According to owner Bonnie Z., Dragonfly is indeed intended to be a space for the community to enjoy. She says people are more than welcome to come to their grounds and wander around for a while, bring a picnic (there are tables available) or even just bring a blanket and read or sun themselves. She’s got about 6.5 acres for wandering, she said, which include a rose garden, wandering ducks and a big ol’ tabby cat. It has an abundance of rustic charm, right down to the 70s bicycle with high handlebars and a floral banana seat. (Remember those? I so wanted one of those bikes, but my parents claimed they were “dangerous” and too easy to flip through the high handlebars.)
In addition to a quick tour of the grounds, our group was treated to a boutonniere making demo and then each of us got to choose a boutonniere to wear home. I actually wish we would have had more time to learn about the principles of floral design and balancing out the elements you include in arrangements—that would have been really interesting. I guess that’s an excuse to try to go back and take one of their classes sometime.
Wine and Chocolate
The final class I participated in was a wine and chocolate pairing at Ferrari Carano’s Seasons of the Vineyard tasting room. As our instructor explained pairing different wines with foods is not necessarily about just complimenting the food, but is really meant to enhance the flavors of both and bring out new complexities in each that you might not taste when each is served on its own. We paired three wines—a red blends, Zin and a Cab with Scharffen Berger’s 62 percent Semisweet, the 70 percent Bittersweet and the 82 percent Extra Dark. The class also learned a fair amount about the properties of cacao, but I actually did a lot of research into chocolate when I went on a truffle making binge a few years ago, so I suspect most of the other students got more out of that part of the instruction than I did. Anyway, if you ever wondered what the “proper” way to taste wine and chocolate together is, here’s how:
- Take a sip of wine and let it wash over your tongue. Make note of the flavors.
- Take a second sip. Go on, do it!
- Break off a piece of chocolate and place it on your tongue. Let it melt on its own. Note how it tastes.
- Finally, sip the wine again and see how its flavors change once they’ve come in contact with the chocolate.
That’s it – pretty simple. But definitely an interesting exercise in exploring your taste buds!

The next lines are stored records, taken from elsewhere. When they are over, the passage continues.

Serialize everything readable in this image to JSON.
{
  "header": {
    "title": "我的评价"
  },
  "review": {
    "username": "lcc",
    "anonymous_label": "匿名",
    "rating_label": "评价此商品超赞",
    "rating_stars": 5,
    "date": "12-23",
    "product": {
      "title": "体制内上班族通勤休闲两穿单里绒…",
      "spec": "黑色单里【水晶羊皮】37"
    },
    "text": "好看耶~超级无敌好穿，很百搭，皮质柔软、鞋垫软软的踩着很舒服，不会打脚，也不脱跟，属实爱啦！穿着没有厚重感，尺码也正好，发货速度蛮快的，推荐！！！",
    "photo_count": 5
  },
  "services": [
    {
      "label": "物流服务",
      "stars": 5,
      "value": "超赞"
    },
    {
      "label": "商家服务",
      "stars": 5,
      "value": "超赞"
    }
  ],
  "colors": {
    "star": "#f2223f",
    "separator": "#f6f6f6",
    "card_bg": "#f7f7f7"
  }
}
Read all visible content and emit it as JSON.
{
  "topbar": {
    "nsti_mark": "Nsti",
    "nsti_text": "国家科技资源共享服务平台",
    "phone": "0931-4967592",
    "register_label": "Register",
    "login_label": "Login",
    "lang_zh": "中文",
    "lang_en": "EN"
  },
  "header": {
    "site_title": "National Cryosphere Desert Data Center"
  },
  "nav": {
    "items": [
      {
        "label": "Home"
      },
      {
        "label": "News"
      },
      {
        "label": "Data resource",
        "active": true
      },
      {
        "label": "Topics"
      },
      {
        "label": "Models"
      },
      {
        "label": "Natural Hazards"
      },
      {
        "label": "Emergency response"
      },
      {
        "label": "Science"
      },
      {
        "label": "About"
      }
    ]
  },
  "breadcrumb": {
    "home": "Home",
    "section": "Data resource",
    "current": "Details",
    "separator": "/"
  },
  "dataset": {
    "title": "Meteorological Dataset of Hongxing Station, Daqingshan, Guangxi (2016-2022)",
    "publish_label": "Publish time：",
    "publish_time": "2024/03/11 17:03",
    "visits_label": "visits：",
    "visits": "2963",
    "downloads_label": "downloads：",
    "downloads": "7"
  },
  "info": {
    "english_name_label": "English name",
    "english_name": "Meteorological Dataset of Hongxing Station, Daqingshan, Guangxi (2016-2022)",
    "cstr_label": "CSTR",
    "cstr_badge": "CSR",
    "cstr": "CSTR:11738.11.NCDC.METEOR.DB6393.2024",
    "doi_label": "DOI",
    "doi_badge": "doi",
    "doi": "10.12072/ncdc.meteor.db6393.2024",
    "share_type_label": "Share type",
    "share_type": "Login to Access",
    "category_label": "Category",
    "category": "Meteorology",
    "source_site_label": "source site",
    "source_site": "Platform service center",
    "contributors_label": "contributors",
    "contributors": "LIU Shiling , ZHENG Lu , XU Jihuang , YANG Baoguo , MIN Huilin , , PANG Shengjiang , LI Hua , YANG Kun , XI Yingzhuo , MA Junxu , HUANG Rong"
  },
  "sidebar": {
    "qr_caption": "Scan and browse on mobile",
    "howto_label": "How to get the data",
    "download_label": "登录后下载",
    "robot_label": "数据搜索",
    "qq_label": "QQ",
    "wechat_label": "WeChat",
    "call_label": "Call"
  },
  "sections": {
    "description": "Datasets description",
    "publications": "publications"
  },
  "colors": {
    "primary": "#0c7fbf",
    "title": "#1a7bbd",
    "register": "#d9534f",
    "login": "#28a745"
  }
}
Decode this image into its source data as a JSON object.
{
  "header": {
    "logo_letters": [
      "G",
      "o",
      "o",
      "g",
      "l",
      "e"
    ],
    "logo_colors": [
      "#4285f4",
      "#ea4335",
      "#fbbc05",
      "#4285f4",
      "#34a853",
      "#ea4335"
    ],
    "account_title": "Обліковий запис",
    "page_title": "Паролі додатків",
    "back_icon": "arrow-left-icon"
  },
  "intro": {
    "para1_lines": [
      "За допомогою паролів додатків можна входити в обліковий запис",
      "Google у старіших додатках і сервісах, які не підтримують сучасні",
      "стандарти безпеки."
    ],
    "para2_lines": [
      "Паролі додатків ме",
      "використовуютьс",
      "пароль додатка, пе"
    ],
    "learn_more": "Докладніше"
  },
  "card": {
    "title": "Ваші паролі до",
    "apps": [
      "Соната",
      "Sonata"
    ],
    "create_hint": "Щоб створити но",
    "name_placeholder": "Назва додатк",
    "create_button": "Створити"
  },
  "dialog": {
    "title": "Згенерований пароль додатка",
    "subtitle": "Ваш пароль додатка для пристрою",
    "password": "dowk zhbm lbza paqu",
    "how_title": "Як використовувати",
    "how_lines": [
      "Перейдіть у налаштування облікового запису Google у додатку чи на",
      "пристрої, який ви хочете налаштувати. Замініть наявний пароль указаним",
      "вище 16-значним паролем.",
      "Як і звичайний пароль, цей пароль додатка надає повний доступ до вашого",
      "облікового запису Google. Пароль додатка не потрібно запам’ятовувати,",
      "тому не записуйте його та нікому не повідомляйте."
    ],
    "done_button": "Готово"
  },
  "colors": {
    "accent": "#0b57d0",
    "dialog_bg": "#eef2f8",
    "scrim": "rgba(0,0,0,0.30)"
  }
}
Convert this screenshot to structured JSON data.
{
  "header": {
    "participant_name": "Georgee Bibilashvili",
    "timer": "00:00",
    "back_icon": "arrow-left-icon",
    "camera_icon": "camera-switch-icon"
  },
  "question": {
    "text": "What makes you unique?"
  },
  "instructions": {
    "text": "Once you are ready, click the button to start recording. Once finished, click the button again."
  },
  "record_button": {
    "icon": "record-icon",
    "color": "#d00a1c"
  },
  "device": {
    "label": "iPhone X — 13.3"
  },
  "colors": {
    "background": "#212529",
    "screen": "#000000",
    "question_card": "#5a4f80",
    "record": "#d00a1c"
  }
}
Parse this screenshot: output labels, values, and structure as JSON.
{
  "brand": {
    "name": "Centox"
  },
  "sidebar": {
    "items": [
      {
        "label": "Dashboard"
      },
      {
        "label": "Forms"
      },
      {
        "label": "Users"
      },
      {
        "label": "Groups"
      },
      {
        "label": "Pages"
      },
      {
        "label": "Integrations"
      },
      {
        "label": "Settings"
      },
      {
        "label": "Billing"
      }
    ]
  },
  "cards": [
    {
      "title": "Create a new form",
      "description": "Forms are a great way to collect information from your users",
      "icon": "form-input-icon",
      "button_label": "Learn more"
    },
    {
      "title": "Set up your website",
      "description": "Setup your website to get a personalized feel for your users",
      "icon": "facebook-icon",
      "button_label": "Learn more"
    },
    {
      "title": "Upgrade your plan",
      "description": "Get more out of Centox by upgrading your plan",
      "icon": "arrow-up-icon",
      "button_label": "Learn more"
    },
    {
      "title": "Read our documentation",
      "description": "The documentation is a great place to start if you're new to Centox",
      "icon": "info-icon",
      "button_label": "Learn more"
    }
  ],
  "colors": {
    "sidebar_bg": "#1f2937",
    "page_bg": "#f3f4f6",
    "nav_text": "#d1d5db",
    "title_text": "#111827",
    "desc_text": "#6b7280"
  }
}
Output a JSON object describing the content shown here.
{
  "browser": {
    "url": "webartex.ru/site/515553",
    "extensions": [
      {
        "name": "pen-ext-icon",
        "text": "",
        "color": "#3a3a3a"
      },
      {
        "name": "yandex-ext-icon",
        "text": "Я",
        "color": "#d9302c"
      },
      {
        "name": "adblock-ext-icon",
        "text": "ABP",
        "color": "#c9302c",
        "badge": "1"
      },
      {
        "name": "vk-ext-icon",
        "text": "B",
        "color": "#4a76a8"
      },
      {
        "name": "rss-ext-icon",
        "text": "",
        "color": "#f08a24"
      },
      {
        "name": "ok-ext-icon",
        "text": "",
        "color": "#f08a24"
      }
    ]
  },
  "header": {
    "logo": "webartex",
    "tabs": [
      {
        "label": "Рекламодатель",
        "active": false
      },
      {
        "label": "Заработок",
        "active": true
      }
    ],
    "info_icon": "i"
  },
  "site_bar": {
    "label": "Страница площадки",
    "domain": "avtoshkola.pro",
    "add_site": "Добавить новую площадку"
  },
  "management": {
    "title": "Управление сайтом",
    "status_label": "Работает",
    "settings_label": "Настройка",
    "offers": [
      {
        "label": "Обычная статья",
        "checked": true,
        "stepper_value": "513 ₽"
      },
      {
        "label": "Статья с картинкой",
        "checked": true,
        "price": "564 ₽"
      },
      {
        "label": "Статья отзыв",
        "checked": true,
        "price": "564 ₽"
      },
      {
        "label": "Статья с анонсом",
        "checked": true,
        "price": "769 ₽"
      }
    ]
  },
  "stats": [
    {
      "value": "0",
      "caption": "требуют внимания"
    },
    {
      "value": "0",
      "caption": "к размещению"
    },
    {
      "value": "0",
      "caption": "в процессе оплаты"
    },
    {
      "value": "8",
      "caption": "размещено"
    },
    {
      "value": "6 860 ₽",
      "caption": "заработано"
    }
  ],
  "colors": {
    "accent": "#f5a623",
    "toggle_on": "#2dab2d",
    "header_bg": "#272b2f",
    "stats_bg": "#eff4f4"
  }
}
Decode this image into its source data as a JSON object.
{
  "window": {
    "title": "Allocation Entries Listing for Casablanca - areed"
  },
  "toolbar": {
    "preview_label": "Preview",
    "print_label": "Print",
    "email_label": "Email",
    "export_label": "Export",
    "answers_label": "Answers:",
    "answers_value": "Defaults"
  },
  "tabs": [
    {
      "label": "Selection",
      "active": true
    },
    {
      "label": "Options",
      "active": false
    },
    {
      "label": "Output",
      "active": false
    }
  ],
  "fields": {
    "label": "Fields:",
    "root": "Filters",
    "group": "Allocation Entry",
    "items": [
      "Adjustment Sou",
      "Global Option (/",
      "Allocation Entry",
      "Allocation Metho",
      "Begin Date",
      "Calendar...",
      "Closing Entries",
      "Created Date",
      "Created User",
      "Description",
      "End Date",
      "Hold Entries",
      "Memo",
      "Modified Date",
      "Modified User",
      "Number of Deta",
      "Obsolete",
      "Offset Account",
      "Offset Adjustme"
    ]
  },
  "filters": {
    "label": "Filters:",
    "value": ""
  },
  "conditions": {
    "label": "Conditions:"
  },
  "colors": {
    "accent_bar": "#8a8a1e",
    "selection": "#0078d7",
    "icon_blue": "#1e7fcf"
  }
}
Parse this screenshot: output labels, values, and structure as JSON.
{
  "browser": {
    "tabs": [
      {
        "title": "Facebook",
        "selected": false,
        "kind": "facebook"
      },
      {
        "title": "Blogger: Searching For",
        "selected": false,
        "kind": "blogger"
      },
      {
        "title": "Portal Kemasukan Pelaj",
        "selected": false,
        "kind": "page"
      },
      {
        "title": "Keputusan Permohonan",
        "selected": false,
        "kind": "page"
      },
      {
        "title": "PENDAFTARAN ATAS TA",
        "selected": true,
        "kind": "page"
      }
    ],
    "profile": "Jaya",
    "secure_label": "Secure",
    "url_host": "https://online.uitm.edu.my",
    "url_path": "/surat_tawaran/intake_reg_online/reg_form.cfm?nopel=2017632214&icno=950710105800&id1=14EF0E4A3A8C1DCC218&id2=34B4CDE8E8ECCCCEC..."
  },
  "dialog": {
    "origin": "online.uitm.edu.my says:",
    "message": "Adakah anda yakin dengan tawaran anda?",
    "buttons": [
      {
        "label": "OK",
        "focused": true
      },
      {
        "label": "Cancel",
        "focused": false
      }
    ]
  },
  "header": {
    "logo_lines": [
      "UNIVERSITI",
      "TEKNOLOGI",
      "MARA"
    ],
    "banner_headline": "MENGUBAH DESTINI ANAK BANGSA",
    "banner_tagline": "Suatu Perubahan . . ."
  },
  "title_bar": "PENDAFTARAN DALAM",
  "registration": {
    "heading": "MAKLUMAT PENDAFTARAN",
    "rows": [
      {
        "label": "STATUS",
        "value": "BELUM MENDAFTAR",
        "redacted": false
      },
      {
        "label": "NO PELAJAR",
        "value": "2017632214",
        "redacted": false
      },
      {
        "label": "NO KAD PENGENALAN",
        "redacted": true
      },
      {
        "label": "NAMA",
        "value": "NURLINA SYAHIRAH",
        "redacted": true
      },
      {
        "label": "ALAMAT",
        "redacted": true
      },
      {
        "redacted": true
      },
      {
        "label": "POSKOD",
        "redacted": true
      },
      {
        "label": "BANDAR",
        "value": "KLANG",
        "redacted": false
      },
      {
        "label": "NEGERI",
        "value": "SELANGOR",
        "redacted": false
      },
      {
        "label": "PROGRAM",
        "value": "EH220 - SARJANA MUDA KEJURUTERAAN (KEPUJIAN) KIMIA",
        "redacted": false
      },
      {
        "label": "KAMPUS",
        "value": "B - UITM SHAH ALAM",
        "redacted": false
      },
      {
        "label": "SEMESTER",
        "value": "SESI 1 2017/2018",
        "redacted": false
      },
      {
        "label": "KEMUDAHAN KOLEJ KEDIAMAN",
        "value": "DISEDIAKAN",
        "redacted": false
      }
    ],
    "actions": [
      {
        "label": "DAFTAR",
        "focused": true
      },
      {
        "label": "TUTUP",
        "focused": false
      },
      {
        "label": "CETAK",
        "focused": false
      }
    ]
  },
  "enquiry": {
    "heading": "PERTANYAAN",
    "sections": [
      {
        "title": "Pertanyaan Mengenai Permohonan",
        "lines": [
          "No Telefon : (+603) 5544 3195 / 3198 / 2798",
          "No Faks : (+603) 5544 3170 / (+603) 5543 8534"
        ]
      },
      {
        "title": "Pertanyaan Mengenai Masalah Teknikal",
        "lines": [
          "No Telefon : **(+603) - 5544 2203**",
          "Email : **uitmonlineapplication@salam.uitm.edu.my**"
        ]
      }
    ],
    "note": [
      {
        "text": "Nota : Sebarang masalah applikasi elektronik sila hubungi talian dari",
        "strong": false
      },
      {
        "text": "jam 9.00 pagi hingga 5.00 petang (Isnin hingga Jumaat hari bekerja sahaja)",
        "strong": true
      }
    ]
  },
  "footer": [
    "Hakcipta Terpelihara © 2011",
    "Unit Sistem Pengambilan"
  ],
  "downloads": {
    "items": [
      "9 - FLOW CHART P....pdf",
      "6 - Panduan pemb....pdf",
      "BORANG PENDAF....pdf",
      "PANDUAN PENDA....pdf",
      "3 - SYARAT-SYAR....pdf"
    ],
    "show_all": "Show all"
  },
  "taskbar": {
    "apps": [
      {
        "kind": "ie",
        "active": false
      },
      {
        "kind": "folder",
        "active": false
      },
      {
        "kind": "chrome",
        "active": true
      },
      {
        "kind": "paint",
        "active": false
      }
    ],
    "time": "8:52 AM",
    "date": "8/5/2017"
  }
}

All in all, I enjoyed the weekend. These are all activities I would be interested in trying regardless of a media weekend, so I’d absolutely check them all out again.
All recipes and photos copyright of Foie Gras and Funnel Cakes unless otherwise noted.